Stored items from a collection
---*---

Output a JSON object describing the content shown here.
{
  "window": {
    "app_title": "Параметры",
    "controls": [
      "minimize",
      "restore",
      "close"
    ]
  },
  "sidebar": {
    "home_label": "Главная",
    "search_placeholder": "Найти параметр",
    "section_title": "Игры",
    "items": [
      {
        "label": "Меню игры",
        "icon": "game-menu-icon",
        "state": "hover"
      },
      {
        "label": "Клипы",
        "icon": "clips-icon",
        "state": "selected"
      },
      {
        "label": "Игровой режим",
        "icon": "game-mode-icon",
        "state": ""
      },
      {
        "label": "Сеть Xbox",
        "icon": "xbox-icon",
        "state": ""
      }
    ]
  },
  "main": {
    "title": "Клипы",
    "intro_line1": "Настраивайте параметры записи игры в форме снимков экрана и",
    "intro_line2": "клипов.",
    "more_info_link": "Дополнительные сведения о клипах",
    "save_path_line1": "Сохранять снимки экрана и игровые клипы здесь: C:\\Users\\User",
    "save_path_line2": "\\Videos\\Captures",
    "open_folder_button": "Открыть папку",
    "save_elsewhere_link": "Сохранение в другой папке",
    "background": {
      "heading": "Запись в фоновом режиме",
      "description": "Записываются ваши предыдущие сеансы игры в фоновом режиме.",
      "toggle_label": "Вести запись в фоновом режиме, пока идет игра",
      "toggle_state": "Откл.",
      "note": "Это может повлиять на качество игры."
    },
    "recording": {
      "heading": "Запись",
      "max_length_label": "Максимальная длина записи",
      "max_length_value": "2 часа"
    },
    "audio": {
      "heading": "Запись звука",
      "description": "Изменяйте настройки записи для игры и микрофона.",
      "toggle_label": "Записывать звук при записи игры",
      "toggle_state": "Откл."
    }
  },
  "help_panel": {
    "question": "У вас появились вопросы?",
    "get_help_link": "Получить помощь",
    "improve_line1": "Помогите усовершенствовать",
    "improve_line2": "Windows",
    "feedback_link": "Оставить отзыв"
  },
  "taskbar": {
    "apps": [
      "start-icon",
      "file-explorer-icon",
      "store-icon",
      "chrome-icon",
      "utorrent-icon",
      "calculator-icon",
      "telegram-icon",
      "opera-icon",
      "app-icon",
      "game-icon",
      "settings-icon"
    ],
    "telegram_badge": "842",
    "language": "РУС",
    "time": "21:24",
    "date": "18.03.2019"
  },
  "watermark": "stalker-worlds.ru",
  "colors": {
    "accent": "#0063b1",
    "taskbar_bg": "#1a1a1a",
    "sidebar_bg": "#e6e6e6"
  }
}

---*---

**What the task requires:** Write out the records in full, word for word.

**The completed task:**
Output a JSON object describing the content shown here.
{
  "window": {
    "app_title": "Параметры",
    "controls": [
      "minimize",
      "restore",
      "close"
    ]
  },
  "sidebar": {
    "home_label": "Главная",
    "search_placeholder": "Найти параметр",
    "section_title": "Игры",
    "items": [
      {
        "label": "Меню игры",
        "icon": "game-menu-icon",
        "state": "hover"
      },
      {
        "label": "Клипы",
        "icon": "clips-icon",
        "state": "selected"
      },
      {
        "label": "Игровой режим",
        "icon": "game-mode-icon",
        "state": ""
      },
      {
        "label": "Сеть Xbox",
        "icon": "xbox-icon",
        "state": ""
      }
    ]
  },
  "main": {
    "title": "Клипы",
    "intro_line1": "Настраивайте параметры записи игры в форме снимков экрана и",
    "intro_line2": "клипов.",
    "more_info_link": "Дополнительные сведения о клипах",
    "save_path_line1": "Сохранять снимки экрана и игровые клипы здесь: C:\\Users\\User",
    "save_path_line2": "\\Videos\\Captures",
    "open_folder_button": "Открыть папку",
    "save_elsewhere_link": "Сохранение в другой папке",
    "background": {
      "heading": "Запись в фоновом режиме",
      "description": "Записываются ваши предыдущие сеансы игры в фоновом режиме.",
      "toggle_label": "Вести запись в фоновом режиме, пока идет игра",
      "toggle_state": "Откл.",
      "note": "Это может повлиять на качество игры."
    },
    "recording": {
      "heading": "Запись",
      "max_length_label": "Максимальная длина записи",
      "max_length_value": "2 часа"
    },
    "audio": {
      "heading": "Запись звука",
      "description": "Изменяйте настройки записи для игры и микрофона.",
      "toggle_label": "Записывать звук при записи игры",
      "toggle_state": "Откл."
    }
  },
  "help_panel": {
    "question": "У вас появились вопросы?",
    "get_help_link": "Получить помощь",
    "improve_line1": "Помогите усовершенствовать",
    "improve_line2": "Windows",
    "feedback_link": "Оставить отзыв"
  },
  "taskbar": {
    "apps": [
      "start-icon",
      "file-explorer-icon",
      "store-icon",
      "chrome-icon",
      "utorrent-icon",
      "calculator-icon",
      "telegram-icon",
      "opera-icon",
      "app-icon",
      "game-icon",
      "settings-icon"
    ],
    "telegram_badge": "842",
    "language": "РУС",
    "time": "21:24",
    "date": "18.03.2019"
  },
  "watermark": "stalker-worlds.ru",
  "colors": {
    "accent": "#0063b1",
    "taskbar_bg": "#1a1a1a",
    "sidebar_bg": "#e6e6e6"
  }
}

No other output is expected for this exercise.